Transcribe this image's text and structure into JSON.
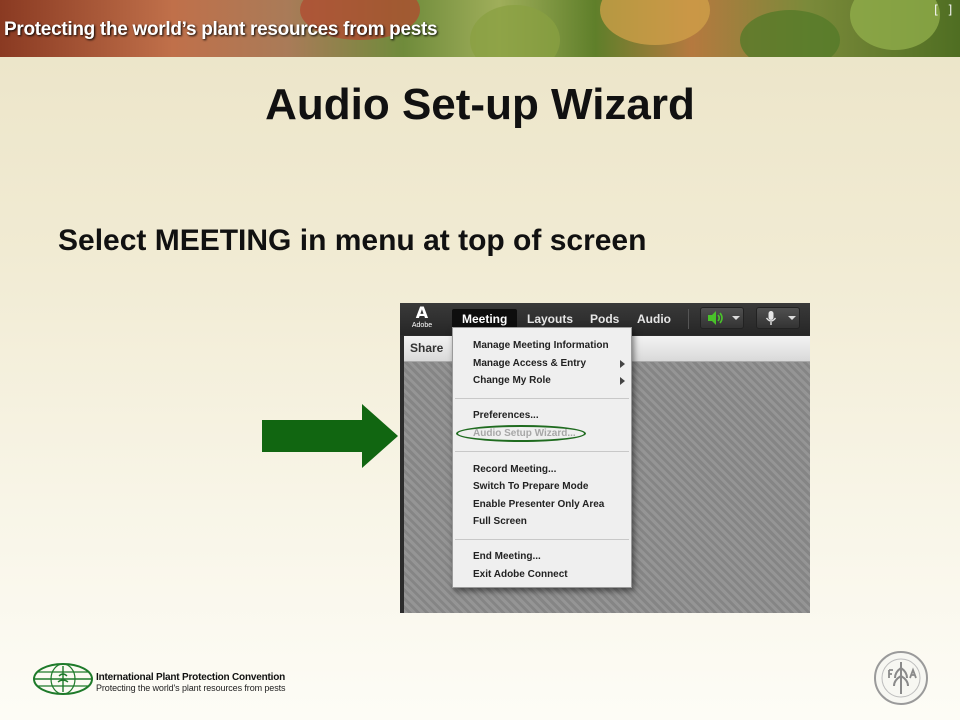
{
  "banner": {
    "title": "Protecting the world’s plant resources from pests",
    "corner": "[ ]"
  },
  "slide": {
    "title": "Audio Set-up Wizard",
    "instruction": "Select MEETING in menu at top of screen"
  },
  "app": {
    "logo_text": "Adobe",
    "menubar": [
      "Meeting",
      "Layouts",
      "Pods",
      "Audio"
    ],
    "active_menu": "Meeting",
    "pod_title": "Share",
    "dropdown": {
      "items": [
        {
          "label": "Manage Meeting Information",
          "submenu": false,
          "enabled": true
        },
        {
          "label": "Manage Access & Entry",
          "submenu": true,
          "enabled": true
        },
        {
          "label": "Change My Role",
          "submenu": true,
          "enabled": true
        },
        {
          "label": "Preferences...",
          "submenu": false,
          "enabled": true
        },
        {
          "label": "Audio Setup Wizard...",
          "submenu": false,
          "enabled": false,
          "highlighted": true
        },
        {
          "label": "Record Meeting...",
          "submenu": false,
          "enabled": true
        },
        {
          "label": "Switch To Prepare Mode",
          "submenu": false,
          "enabled": true
        },
        {
          "label": "Enable Presenter Only Area",
          "submenu": false,
          "enabled": true
        },
        {
          "label": "Full Screen",
          "submenu": false,
          "enabled": true
        },
        {
          "label": "End Meeting...",
          "submenu": false,
          "enabled": true
        },
        {
          "label": "Exit Adobe Connect",
          "submenu": false,
          "enabled": true
        }
      ]
    },
    "icons": [
      "speaker-icon",
      "microphone-icon"
    ]
  },
  "footer": {
    "org_name": "International Plant Protection Convention",
    "org_tagline": "Protecting the world's plant resources from pests"
  },
  "colors": {
    "arrow": "#116611",
    "highlight_ring": "#1f6b1f",
    "speaker": "#49c22a"
  }
}
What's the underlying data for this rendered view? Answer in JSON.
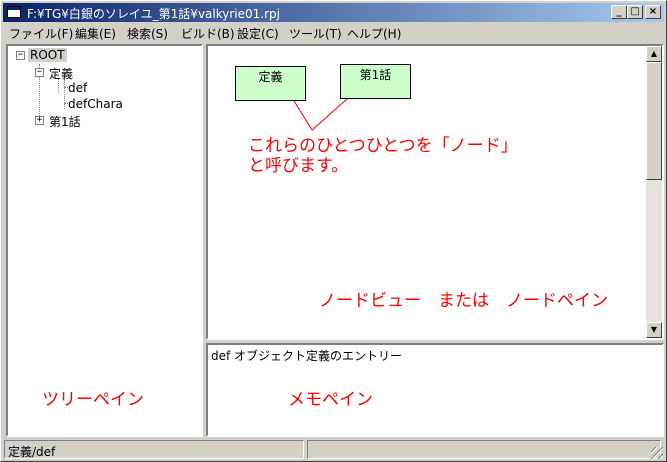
{
  "window": {
    "title": "F:¥TG¥白銀のソレイユ_第1話¥valkyrie01.rpj"
  },
  "title_buttons": {
    "minimize": "_",
    "maximize": "□",
    "close": "×"
  },
  "menu": [
    "ファイル(F)",
    "編集(E)",
    "検索(S)",
    "ビルド(B)",
    "設定(C)",
    "ツール(T)",
    "ヘルプ(H)"
  ],
  "tree": {
    "root": {
      "label": "ROOT",
      "expander": "−"
    },
    "teigi": {
      "label": "定義",
      "expander": "−"
    },
    "def": {
      "label": "def"
    },
    "defchara": {
      "label": "defChara"
    },
    "dai1wa": {
      "label": "第1話",
      "expander": "+"
    }
  },
  "nodes": [
    "定義",
    "第1話"
  ],
  "annotations": {
    "node_line1": "これらのひとつひとつを「ノード」",
    "node_line2": "と呼びます。",
    "nodeview": "ノードビュー　または　ノードペイン",
    "treepane": "ツリーペイン",
    "memopane": "メモペイン"
  },
  "memo": {
    "text": "def オブジェクト定義のエントリー"
  },
  "status": {
    "path": "定義/def"
  },
  "colors": {
    "node_fill": "#ccffcc",
    "annotation": "#ff0000",
    "title_start": "#0a246a"
  }
}
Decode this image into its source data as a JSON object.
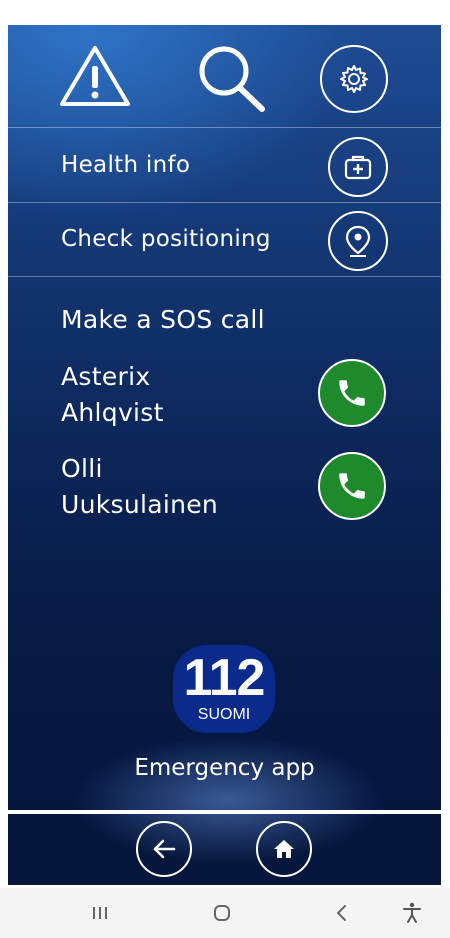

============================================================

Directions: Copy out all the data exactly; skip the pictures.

Output for this task:
Transcribe this image's text and structure into JSON.
{
  "banner": {
    "title": "Protecting the world’s plant resources from pests",
    "corner": "[ ]"
  },
  "slide": {
    "title": "Audio Set-up Wizard",
    "instruction": "Select MEETING in menu at top of screen"
  },
  "app": {
    "logo_text": "Adobe",
    "menubar": [
      "Meeting",
      "Layouts",
      "Pods",
      "Audio"
    ],
    "active_menu": "Meeting",
    "pod_title": "Share",
    "dropdown": {
      "items": [
        {
          "label": "Manage Meeting Information",
          "submenu": false,
          "enabled": true
        },
        {
          "label": "Manage Access & Entry",
          "submenu": true,
          "enabled": true
        },
        {
          "label": "Change My Role",
          "submenu": true,
          "enabled": true
        },
        {
          "label": "Preferences...",
          "submenu": false,
          "enabled": true
        },
        {
          "label": "Audio Setup Wizard...",
          "submenu": false,
          "enabled": false,
          "highlighted": true
        },
        {
          "label": "Record Meeting...",
          "submenu": false,
          "enabled": true
        },
        {
          "label": "Switch To Prepare Mode",
          "submenu": false,
          "enabled": true
        },
        {
          "label": "Enable Presenter Only Area",
          "submenu": false,
          "enabled": true
        },
        {
          "label": "Full Screen",
          "submenu": false,
          "enabled": true
        },
        {
          "label": "End Meeting...",
          "submenu": false,
          "enabled": true
        },
        {
          "label": "Exit Adobe Connect",
          "submenu": false,
          "enabled": true
        }
      ]
    },
    "icons": [
      "speaker-icon",
      "microphone-icon"
    ]
  },
  "footer": {
    "org_name": "International Plant Protection Convention",
    "org_tagline": "Protecting the world's plant resources from pests"
  },
  "colors": {
    "arrow": "#116611",
    "highlight_ring": "#1f6b1f",
    "speaker": "#49c22a"
  }
}
What's the underlying data for this rendered view? Answer in JSON.
{
  "window": {
    "title": "F:¥TG¥白銀のソレイユ_第1話¥valkyrie01.rpj"
  },
  "title_buttons": {
    "minimize": "_",
    "maximize": "□",
    "close": "×"
  },
  "menu": [
    "ファイル(F)",
    "編集(E)",
    "検索(S)",
    "ビルド(B)",
    "設定(C)",
    "ツール(T)",
    "ヘルプ(H)"
  ],
  "tree": {
    "root": {
      "label": "ROOT",
      "expander": "−"
    },
    "teigi": {
      "label": "定義",
      "expander": "−"
    },
    "def": {
      "label": "def"
    },
    "defchara": {
      "label": "defChara"
    },
    "dai1wa": {
      "label": "第1話",
      "expander": "+"
    }
  },
  "nodes": [
    "定義",
    "第1話"
  ],
  "annotations": {
    "node_line1": "これらのひとつひとつを「ノード」",
    "node_line2": "と呼びます。",
    "nodeview": "ノードビュー　または　ノードペイン",
    "treepane": "ツリーペイン",
    "memopane": "メモペイン"
  },
  "memo": {
    "text": "def オブジェクト定義のエントリー"
  },
  "status": {
    "path": "定義/def"
  },
  "colors": {
    "node_fill": "#ccffcc",
    "annotation": "#ff0000",
    "title_start": "#0a246a"
  }
}
Decode this image into its source data as a JSON object.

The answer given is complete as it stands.